» **Exercise**
Set down the whole listing that follows, precisely as written.

» **The records**
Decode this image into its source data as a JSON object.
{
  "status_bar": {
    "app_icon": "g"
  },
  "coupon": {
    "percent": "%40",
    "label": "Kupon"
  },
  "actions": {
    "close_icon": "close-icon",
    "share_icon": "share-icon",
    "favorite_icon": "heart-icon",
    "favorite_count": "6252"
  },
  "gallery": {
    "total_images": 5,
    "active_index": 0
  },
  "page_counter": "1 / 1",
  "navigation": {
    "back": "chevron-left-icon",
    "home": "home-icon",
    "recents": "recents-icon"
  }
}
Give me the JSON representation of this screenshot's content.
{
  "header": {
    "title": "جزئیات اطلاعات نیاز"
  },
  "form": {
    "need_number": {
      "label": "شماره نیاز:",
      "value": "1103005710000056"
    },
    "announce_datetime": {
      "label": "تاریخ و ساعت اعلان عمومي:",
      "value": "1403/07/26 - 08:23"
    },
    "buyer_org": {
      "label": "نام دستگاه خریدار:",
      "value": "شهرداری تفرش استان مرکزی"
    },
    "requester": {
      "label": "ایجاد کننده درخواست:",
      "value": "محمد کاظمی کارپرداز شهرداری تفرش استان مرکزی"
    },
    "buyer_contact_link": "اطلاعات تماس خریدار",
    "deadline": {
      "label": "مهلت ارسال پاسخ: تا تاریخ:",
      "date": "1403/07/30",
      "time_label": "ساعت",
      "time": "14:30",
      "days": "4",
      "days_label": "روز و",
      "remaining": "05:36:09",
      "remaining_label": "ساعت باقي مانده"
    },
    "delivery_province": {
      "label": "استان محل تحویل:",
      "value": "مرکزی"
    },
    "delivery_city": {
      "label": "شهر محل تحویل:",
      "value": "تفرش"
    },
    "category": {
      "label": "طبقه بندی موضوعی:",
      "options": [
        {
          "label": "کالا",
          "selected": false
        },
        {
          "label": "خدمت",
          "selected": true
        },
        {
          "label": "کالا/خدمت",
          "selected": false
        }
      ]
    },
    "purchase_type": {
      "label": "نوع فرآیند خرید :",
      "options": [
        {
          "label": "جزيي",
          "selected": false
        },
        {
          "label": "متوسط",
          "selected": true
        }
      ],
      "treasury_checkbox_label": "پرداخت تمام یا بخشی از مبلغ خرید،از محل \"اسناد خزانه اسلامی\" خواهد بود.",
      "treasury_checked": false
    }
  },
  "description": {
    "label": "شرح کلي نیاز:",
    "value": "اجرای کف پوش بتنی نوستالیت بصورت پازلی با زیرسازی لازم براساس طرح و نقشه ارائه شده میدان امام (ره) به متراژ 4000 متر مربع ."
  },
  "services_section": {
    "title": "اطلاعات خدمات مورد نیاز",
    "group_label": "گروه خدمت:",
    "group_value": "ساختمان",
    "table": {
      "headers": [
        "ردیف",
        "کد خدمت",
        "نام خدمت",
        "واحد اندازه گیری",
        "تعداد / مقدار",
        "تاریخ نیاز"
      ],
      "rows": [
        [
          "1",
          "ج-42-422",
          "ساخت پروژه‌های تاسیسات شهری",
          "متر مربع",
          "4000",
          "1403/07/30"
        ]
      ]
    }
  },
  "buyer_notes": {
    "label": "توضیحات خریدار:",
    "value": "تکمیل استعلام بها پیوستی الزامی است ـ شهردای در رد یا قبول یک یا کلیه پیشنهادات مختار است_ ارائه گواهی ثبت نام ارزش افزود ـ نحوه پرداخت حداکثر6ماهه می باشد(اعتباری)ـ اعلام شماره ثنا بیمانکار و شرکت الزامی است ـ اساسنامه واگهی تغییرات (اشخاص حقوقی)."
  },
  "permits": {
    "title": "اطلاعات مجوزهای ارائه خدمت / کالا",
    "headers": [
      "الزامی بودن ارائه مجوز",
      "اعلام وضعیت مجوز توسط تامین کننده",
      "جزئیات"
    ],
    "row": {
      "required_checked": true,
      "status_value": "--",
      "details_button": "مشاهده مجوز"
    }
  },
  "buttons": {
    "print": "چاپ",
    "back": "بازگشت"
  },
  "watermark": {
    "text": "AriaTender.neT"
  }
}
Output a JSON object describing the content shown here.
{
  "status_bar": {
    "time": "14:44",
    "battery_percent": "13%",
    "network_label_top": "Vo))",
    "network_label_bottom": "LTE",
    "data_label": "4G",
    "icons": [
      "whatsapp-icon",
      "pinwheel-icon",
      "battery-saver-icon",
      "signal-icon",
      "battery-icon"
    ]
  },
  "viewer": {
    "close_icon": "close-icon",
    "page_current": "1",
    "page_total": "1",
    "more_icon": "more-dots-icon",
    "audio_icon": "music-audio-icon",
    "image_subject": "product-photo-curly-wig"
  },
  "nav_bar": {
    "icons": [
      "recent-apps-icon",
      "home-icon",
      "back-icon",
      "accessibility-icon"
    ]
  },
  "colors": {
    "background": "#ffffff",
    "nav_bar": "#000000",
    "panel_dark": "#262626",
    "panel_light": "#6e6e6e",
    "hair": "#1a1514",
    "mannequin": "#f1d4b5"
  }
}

» **Your response**
Decode this image into its source data as a JSON object.
{
  "status_bar": {
    "app_icon": "g"
  },
  "coupon": {
    "percent": "%40",
    "label": "Kupon"
  },
  "actions": {
    "close_icon": "close-icon",
    "share_icon": "share-icon",
    "favorite_icon": "heart-icon",
    "favorite_count": "6252"
  },
  "gallery": {
    "total_images": 5,
    "active_index": 0
  },
  "page_counter": "1 / 1",
  "navigation": {
    "back": "chevron-left-icon",
    "home": "home-icon",
    "recents": "recents-icon"
  }
}
Give me the JSON representation of this screenshot's content.
{
  "header": {
    "title": "جزئیات اطلاعات نیاز"
  },
  "form": {
    "need_number": {
      "label": "شماره نیاز:",
      "value": "1103005710000056"
    },
    "announce_datetime": {
      "label": "تاریخ و ساعت اعلان عمومي:",
      "value": "1403/07/26 - 08:23"
    },
    "buyer_org": {
      "label": "نام دستگاه خریدار:",
      "value": "شهرداری تفرش استان مرکزی"
    },
    "requester": {
      "label": "ایجاد کننده درخواست:",
      "value": "محمد کاظمی کارپرداز شهرداری تفرش استان مرکزی"
    },
    "buyer_contact_link": "اطلاعات تماس خریدار",
    "deadline": {
      "label": "مهلت ارسال پاسخ: تا تاریخ:",
      "date": "1403/07/30",
      "time_label": "ساعت",
      "time": "14:30",
      "days": "4",
      "days_label": "روز و",
      "remaining": "05:36:09",
      "remaining_label": "ساعت باقي مانده"
    },
    "delivery_province": {
      "label": "استان محل تحویل:",
      "value": "مرکزی"
    },
    "delivery_city": {
      "label": "شهر محل تحویل:",
      "value": "تفرش"
    },
    "category": {
      "label": "طبقه بندی موضوعی:",
      "options": [
        {
          "label": "کالا",
          "selected": false
        },
        {
          "label": "خدمت",
          "selected": true
        },
        {
          "label": "کالا/خدمت",
          "selected": false
        }
      ]
    },
    "purchase_type": {
      "label": "نوع فرآیند خرید :",
      "options": [
        {
          "label": "جزيي",
          "selected": false
        },
        {
          "label": "متوسط",
          "selected": true
        }
      ],
      "treasury_checkbox_label": "پرداخت تمام یا بخشی از مبلغ خرید،از محل \"اسناد خزانه اسلامی\" خواهد بود.",
      "treasury_checked": false
    }
  },
  "description": {
    "label": "شرح کلي نیاز:",
    "value": "اجرای کف پوش بتنی نوستالیت بصورت پازلی با زیرسازی لازم براساس طرح و نقشه ارائه شده میدان امام (ره) به متراژ 4000 متر مربع ."
  },
  "services_section": {
    "title": "اطلاعات خدمات مورد نیاز",
    "group_label": "گروه خدمت:",
    "group_value": "ساختمان",
    "table": {
      "headers": [
        "ردیف",
        "کد خدمت",
        "نام خدمت",
        "واحد اندازه گیری",
        "تعداد / مقدار",
        "تاریخ نیاز"
      ],
      "rows": [
        [
          "1",
          "ج-42-422",
          "ساخت پروژه‌های تاسیسات شهری",
          "متر مربع",
          "4000",
          "1403/07/30"
        ]
      ]
    }
  },
  "buyer_notes": {
    "label": "توضیحات خریدار:",
    "value": "تکمیل استعلام بها پیوستی الزامی است ـ شهردای در رد یا قبول یک یا کلیه پیشنهادات مختار است_ ارائه گواهی ثبت نام ارزش افزود ـ نحوه پرداخت حداکثر6ماهه می باشد(اعتباری)ـ اعلام شماره ثنا بیمانکار و شرکت الزامی است ـ اساسنامه واگهی تغییرات (اشخاص حقوقی)."
  },
  "permits": {
    "title": "اطلاعات مجوزهای ارائه خدمت / کالا",
    "headers": [
      "الزامی بودن ارائه مجوز",
      "اعلام وضعیت مجوز توسط تامین کننده",
      "جزئیات"
    ],
    "row": {
      "required_checked": true,
      "status_value": "--",
      "details_button": "مشاهده مجوز"
    }
  },
  "buttons": {
    "print": "چاپ",
    "back": "بازگشت"
  },
  "watermark": {
    "text": "AriaTender.neT"
  }
}
Output a JSON object describing the content shown here.
{
  "status_bar": {
    "time": "14:44",
    "battery_percent": "13%",
    "network_label_top": "Vo))",
    "network_label_bottom": "LTE",
    "data_label": "4G",
    "icons": [
      "whatsapp-icon",
      "pinwheel-icon",
      "battery-saver-icon",
      "signal-icon",
      "battery-icon"
    ]
  },
  "viewer": {
    "close_icon": "close-icon",
    "page_current": "1",
    "page_total": "1",
    "more_icon": "more-dots-icon",
    "audio_icon": "music-audio-icon",
    "image_subject": "product-photo-curly-wig"
  },
  "nav_bar": {
    "icons": [
      "recent-apps-icon",
      "home-icon",
      "back-icon",
      "accessibility-icon"
    ]
  },
  "colors": {
    "background": "#ffffff",
    "nav_bar": "#000000",
    "panel_dark": "#262626",
    "panel_light": "#6e6e6e",
    "hair": "#1a1514",
    "mannequin": "#f1d4b5"
  }
}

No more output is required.